unless you have a strong reason to begin formal marketing early, there is no reason not to stay with a code name until you have a press pack ready, which for new games with low/no advertising budgets is usually about a month before release (even if the release is a good demo, and not the full sellable product)
Typically, you need the formal name for marketing purposes. anyone tracking it will be fine tracking via the code name. But once you start hitting large audiences, then you need a name to be stabilized so people can refer to it easily and find it.
Typically you don't want to start bothering press/magazines/game review sites until you have a demo ready for them to try anyway. Text emails, even video's alone don't tend to excite the reporters. That is just what you are telling them. Especially for new groups, it doesn't matter what you say it is like, its your baby, its the best thing in the world. They want to see and play the game. If its not ready for audiences, at least in demo form, no game review source is going to want to post anything about it. And also, they receive tens to hundred of leads on fresh games a day easy. Even if they like your product, if it's not ready for some form of distribution, they won't post it, and when you talk to them again a month later when your demo is ready, it will be almost as if you never spoke in the first place. I.e. so many games have passed in front of them since, that it will be difficult to recall.
Naturally, all the rules change if you are a game giant like Blizzard.
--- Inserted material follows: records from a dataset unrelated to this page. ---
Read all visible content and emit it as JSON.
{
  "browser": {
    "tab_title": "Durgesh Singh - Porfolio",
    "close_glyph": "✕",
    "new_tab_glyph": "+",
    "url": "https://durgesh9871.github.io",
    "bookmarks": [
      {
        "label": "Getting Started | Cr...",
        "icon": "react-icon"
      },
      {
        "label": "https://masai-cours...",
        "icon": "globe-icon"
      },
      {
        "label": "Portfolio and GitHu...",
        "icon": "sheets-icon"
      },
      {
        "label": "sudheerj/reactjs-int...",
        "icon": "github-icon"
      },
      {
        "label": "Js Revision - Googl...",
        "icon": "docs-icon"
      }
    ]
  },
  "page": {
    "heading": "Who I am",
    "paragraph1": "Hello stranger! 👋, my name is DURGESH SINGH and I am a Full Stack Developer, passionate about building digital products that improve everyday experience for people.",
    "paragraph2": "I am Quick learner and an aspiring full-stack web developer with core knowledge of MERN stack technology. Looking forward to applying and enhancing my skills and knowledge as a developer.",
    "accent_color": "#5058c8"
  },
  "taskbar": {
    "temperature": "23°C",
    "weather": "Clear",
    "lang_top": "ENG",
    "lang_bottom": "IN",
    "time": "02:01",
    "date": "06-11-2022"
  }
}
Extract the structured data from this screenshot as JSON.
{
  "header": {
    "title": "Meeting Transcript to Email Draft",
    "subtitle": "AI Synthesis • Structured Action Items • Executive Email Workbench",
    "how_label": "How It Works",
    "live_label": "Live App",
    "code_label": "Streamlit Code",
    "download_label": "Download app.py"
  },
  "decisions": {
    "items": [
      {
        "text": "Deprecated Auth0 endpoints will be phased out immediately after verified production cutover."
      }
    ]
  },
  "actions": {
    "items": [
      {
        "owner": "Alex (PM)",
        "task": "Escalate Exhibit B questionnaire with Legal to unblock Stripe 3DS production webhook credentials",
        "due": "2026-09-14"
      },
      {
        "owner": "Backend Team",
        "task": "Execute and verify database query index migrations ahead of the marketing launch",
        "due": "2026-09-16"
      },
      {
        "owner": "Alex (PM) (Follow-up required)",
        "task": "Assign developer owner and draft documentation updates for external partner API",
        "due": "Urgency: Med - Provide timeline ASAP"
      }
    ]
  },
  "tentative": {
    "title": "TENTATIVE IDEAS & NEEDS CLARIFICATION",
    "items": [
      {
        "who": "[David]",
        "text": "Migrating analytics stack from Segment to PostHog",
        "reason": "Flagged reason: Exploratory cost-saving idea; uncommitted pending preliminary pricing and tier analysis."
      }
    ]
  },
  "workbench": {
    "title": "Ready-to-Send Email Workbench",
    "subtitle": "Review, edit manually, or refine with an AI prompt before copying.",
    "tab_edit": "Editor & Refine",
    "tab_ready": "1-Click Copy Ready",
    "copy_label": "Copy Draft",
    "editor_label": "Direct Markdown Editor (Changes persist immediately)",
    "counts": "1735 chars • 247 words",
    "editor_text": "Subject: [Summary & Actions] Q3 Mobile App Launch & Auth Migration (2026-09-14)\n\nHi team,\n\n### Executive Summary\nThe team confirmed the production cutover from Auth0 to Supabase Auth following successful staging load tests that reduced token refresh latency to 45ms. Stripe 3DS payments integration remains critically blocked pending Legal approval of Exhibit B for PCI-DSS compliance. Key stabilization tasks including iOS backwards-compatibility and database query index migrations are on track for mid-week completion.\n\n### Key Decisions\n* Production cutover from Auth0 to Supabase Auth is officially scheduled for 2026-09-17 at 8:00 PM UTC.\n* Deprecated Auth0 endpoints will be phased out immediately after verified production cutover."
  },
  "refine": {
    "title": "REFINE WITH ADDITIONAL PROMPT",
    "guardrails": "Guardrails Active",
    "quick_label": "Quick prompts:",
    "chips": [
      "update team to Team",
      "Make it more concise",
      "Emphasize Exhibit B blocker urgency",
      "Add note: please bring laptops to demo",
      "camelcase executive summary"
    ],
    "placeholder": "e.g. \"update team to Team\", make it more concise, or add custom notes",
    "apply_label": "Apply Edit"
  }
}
Game reviewers want to leak information on that as soon as possible. even years before release, because enough people want to hear about it.
So, key concept, is that you don't need to switch from code name to formal name until you are ready for marketing.